If you’re going, wear clothes you’re not afraid to get dirty and closed toed shoes.

Last year Owensboro had 14 volunteers show up, this year they’d like to see 20.

All volunteers get a River Sweep-themed shirt and all the Starbucks coffee you can drink.

Creative Commons

Louisville’s Morris Forman treatment plant is still not fully functional after an electrical fire and power outage Wednesday night.

More than 100-million gallons of diluted sewage went into the Ohio River yesterday, and more continues to flow today. Some of that sewage was partially-treated, after Morris Forman began resuming some operations.

Some of it wasn’t treated at all, as the outage at the plant and rain caused the city’s combined sewer system to overflow into the river.

As of Friday morning, the sewage was still being discharged into the river, including at the Morris Forman site in Louisville’s Rubbertown neighborhood and at overflow sites around the city.

Metropolitan Sewer District officials are investigating the cause of the fire, but they say preliminary evidence suggests a lightning strike could be responsible.

It will be several days before the treatment plant is fully operational, but MSD spokesman Steve Tedder said the sewer overflows should stop sometime today, if there’s no more rain.

People are advised to avoid contact with the Ohio River and its tributaries.

Emil Moffatt

The city of Owensboro has embraced the Ohio River in recent years, hoping it will lead to a revitalization of the downtown area and now the city is awaiting the results of a study on whether a marina would help attract even more residents and visitors to the river.

“We’ve asked these consultants to come back and tell us about the possibility of building not a seasonal marina, but a year-round marina at English Park," said city manager Bill Parrish.  "It would be just down the road from our downtown redevelopment."

The city recently built a convention center by the Ohio River and two hotels are under construction.

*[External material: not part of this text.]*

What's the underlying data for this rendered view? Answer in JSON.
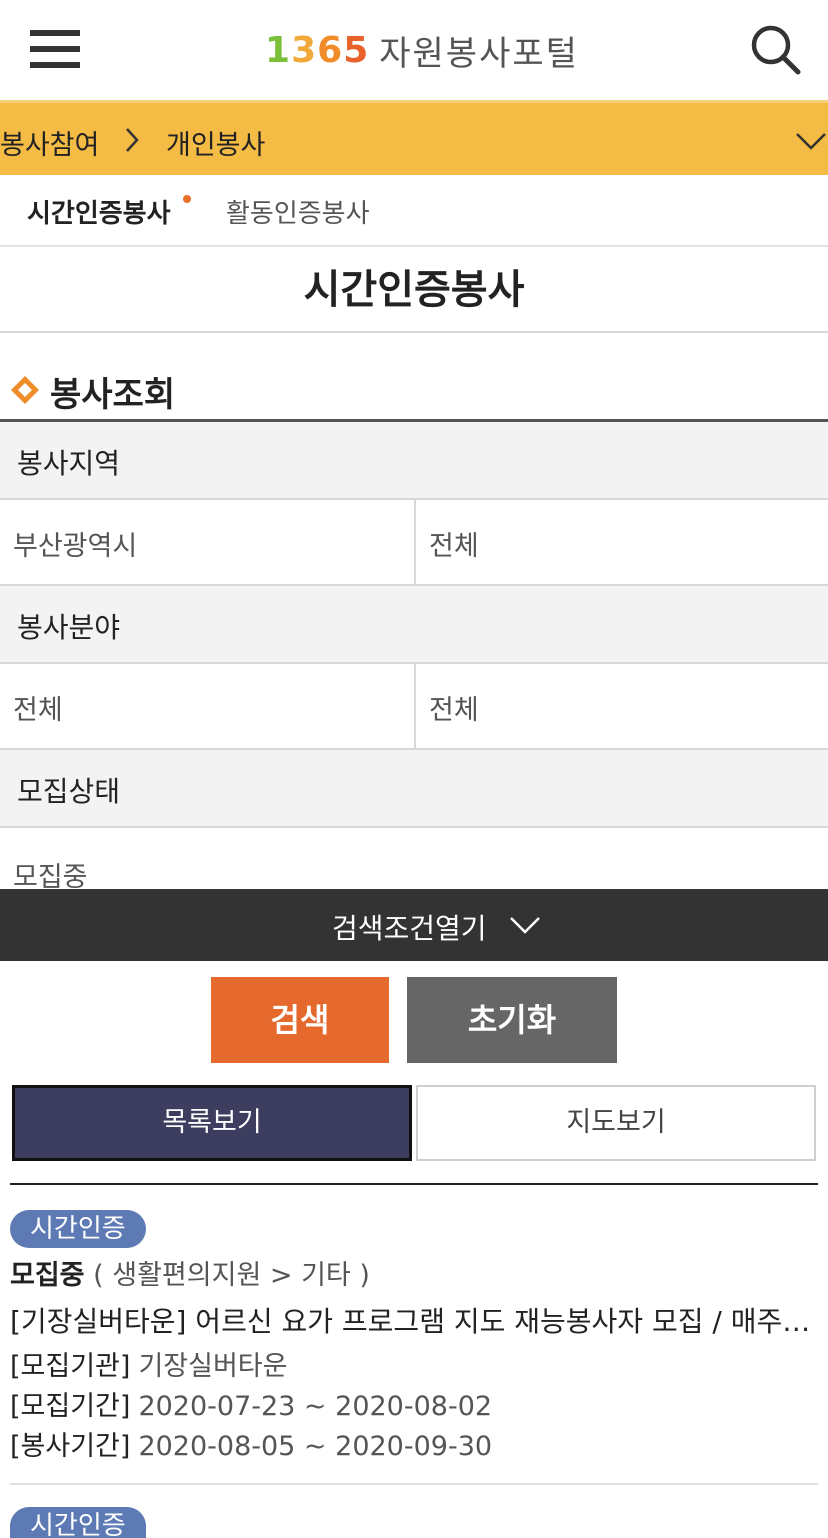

Parrish says that the study is expected to be complete by April 1.  Part of that study involves a public comment session at 5:30 p.m. Thursday in the police department community room.

“This is a study to see if a marina makes sense and what the cost might be.  We would be absolutely open to it being operated by the city, by a private entity or a public-private partnership of some type,” said Parrish.

Emil Moffatt

As early-morning fog gave way to a clear blue August sky, 30 teams dressed in bright-colored t-shirts climbed into narrow wooden boats, adorned with a dragon head in the front. The teams paddled out to the starting line in the middle of the Ohio River.  

Todd Petzold expressed cautious optimism as his team prepared to participate in the Owensboro Dragon Boat Festival for a second straight year.

“We’re team MPD, and we’re not going to sink this year. And we’re going to have fun,” said Petzold.

The teams were made up of between 15-20 people, including men and women. Their experience level ranged from veteran to novice.

They’re taking part in an athletic event and tradition whose origins date back to the year 278 B. C. in China and a man considered the father of Chinese poetry, Qu Yuan.

Kentucky transportation officials say a team headed by Chicago firm Walsh Construction Co. is the apparent winner of bidding to build a new bridge over the Ohio River between downtown Louisville and Jeffersonville, Ind. The Transportation Cabinet said the proposals were scored Thursday in Frankfort.